Bulgarian Prime Minister Boiko Borissov is the country’s only politician whose approval rating has risen since he and his centre-right GERB party returned to power in November, according to the results of a poll by Alpha Research, released on April 20 2015.
However, GERB has shed support slightly, although it remains the party with the strongest support by far.
Were national parliamentary elections to be held immediately, GERB would get 22.4 per cent of the vote, with the Bulgarian Socialist Party trailing at 10.2 per cent, a 1.2 per cent decrease in support for the BSP.
The Movement for Rights and Freedoms remains the party with the third-largest support, at seven per cent, followed by the centre-right Reformist Bloc coalition, at 5.8 per cent (a decrease of 0.7 per cent), the nationalist Patriotic Front coalition at 5.7 per cent (a 0.6 per cent increase).
Below the four per cent threshold for seats in Parliament were Volen Siderov’s far-right ultra-nationalist party Ataka (3.1 per cent, a 0.5 per cent increase) and Georgi Purvanov’s socialist breakaway party ABC (2.2 per cent). However, trends in recent elections have been that parties seen in polls as just below the treshold for seats tend to get in after results are finalised.
But completely politically flatlining is Bulgaria Without Censorship, the party initially formed around former talk show host Nikolai Barekov, seen as having just one per cent support.
Alpha Research said that its poll showed a number of significant trends, including limited public support for the activities of the state institutions. Confidence in the President (25.6 per cent), government (22.7 per cent), Parliament (10.6 per cent) and the Prosecutor-General (11 per cent) had remained the same or decreased by one to two per cent since the previous poll in January 2015.
Among cabinet ministers, the Alpha Research April poll found Regional Development and Public Works Minister Liliana Pavlova to be the most popular (at 26.3 per cent), followed by Health Minister Petar Moskov (24.3 per cent).
These were followed by Deputy Prime Minister Ivailo Kalfin (19.7 per cent, an increase) Deputy Prime Minister Tomislav Donchev (15.3 per cent, a slight decrease). The popularity of Deputy Prime Minister Roumyana Buchvarova, who recently had the interior ministry added to her portfolio, was on the rise, having reached 8.6 per cent.
Least liked among the cabinet ministers were Finance Minister Vladislav Goranov (3.8 per cent), Economy Minister Bozhidar Loukarski (3.7 per cent) and Education Minister Todor Tanev (1.8 per cent).
The current government was seen as having succeeded best in infrastructure (38 per cent), culture (29 per cent), foreign affairs (25 per cent) and having succeeded the least in income policy (nine per cent), followed by economic, social and education policies).
Confidence in ABC leader Purvanov had fallen from 23 to 20 per cent and in BSP leader Mihail Mikov from 14 to 13 per cent. Fifty-four per cent of BSP supporters said that they supported Mikov.

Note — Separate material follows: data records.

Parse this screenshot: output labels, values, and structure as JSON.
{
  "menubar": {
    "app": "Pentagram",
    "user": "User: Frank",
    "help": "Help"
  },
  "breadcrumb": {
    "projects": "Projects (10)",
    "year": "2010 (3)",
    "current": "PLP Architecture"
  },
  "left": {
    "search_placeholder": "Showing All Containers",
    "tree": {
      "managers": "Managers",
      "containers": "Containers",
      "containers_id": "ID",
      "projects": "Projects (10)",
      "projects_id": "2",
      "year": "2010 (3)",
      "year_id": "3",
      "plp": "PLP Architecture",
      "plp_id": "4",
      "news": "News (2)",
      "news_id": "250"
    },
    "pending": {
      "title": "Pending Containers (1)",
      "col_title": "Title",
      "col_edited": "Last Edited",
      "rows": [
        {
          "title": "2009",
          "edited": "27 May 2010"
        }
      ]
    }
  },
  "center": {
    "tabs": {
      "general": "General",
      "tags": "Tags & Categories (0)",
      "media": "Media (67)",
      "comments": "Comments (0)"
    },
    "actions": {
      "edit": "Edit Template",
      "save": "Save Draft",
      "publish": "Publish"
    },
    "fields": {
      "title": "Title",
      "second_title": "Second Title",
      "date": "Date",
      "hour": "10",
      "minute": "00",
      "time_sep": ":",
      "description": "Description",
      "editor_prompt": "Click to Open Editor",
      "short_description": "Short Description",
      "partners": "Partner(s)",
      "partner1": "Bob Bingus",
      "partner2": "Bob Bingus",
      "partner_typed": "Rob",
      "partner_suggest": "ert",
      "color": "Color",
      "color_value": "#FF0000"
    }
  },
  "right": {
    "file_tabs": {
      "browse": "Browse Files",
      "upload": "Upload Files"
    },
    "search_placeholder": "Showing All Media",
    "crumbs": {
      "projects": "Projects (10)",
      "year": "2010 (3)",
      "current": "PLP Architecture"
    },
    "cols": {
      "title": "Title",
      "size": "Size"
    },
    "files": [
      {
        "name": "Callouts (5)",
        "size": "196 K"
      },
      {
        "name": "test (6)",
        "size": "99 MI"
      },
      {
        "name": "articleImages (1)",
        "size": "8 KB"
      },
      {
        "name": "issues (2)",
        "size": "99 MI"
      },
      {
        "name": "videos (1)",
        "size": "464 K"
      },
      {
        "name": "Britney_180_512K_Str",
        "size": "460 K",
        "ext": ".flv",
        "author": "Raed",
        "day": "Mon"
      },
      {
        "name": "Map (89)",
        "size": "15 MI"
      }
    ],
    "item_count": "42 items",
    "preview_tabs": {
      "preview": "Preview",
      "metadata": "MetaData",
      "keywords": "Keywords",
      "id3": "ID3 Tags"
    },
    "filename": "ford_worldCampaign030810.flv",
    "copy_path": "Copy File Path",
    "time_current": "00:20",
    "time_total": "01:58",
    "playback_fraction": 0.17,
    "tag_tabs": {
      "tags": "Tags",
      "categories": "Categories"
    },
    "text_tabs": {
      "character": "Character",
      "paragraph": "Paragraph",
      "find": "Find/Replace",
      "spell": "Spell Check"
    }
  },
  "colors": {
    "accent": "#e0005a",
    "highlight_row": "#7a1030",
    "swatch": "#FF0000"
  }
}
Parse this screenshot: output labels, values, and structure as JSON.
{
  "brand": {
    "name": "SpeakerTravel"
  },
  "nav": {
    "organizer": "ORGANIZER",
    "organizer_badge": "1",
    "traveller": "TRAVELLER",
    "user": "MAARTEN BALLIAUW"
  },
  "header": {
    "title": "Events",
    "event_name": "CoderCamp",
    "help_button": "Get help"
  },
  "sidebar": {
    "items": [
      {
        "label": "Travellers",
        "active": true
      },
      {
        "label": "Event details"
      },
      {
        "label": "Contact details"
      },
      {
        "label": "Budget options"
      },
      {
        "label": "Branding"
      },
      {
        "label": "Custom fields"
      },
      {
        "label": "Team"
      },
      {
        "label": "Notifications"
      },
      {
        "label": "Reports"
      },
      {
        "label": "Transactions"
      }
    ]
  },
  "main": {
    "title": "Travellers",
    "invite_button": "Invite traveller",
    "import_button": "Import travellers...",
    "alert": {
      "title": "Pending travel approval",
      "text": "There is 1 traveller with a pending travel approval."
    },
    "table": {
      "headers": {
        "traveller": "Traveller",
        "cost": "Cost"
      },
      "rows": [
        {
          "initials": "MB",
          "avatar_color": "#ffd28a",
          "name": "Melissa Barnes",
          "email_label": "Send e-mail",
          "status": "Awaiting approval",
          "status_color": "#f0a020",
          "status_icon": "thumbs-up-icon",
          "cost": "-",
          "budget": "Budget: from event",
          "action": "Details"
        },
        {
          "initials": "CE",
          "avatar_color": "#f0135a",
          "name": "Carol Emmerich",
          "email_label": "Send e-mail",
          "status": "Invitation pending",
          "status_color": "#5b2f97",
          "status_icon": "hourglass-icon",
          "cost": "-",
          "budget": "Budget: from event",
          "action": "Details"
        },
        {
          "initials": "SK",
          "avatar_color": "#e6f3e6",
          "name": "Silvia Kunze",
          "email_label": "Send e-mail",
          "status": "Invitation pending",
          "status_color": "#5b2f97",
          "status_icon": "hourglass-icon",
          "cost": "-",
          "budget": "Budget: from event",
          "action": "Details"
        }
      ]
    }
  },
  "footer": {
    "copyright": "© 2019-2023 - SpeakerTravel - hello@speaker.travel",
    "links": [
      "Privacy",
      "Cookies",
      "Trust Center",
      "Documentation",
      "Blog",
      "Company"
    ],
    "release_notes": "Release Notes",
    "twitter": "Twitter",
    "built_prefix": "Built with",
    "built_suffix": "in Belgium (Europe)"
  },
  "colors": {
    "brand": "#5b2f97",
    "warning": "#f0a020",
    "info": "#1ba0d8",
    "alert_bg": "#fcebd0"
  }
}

Valeri Simeonov, co-leader of the Patriotic Front and leader of the National Movement for the Salvation of Bulgaria party, had seen his approval rising from 11 to 15 per cent, while Patriotic Front co-leader and VMRO party leader Krassimir Karakachanov’s approval had risen from 13 to 16 per cent.
Reformist Bloc leaders had seen their approval ratings unchanged, with Radan Kanev and Meglena Kouneva at 14 per cent and Bozhidar Loukarski at nine per cent.
Alpha Research said that support for the leadership of the Borissov coalition government and the lack of an alternative government determined the significant electoral support for GERB over other political forces.
The overall conclusion of the results of the poll is that only in the centre-right of Bulgaria’s political spectrum is there consolidated support. Elsewhere, support for parties and leaders is highly fragmented, which militates against mobilisation of the public, in spite of continued high levels of dissatisfaction with the performance of state institutions and economic situation in the country.
Against this background, the potential risk would come mainly from the expansion of niche radical populist projects exploiting the internal or external uncertainty, the pollsters said.
Expectations for reforms and the lack of tangible results in the most problematic areas enhance public criticism, and among the reasons for the slow pace of change the one growing most rapidly in popularity is that there is no desire and political will to implement change.
As of early April, the government manages to keep the confidence level from the beginning of the year (23 per cent), but negative scores have increased by 36 per cent to 40 per cent.
The Borissov government elected to power in November 2014 consists of a GERB-Reformist Bloc cabinet with participation in and support from ABC, and support in Parliament – without seats in cabinet – from the Patriotic Front.
According to Alpha Research, half of GERB’s voters stand firmly behind the cabinet, but among those of the Reformist Bloc and ABC, support is just 25 per cent. As to Borissov, he had 76 per cent support among GERB supporters, 30 per cent among Patriotic Front supporters and 23 per cent among Reformist Bloc supporters.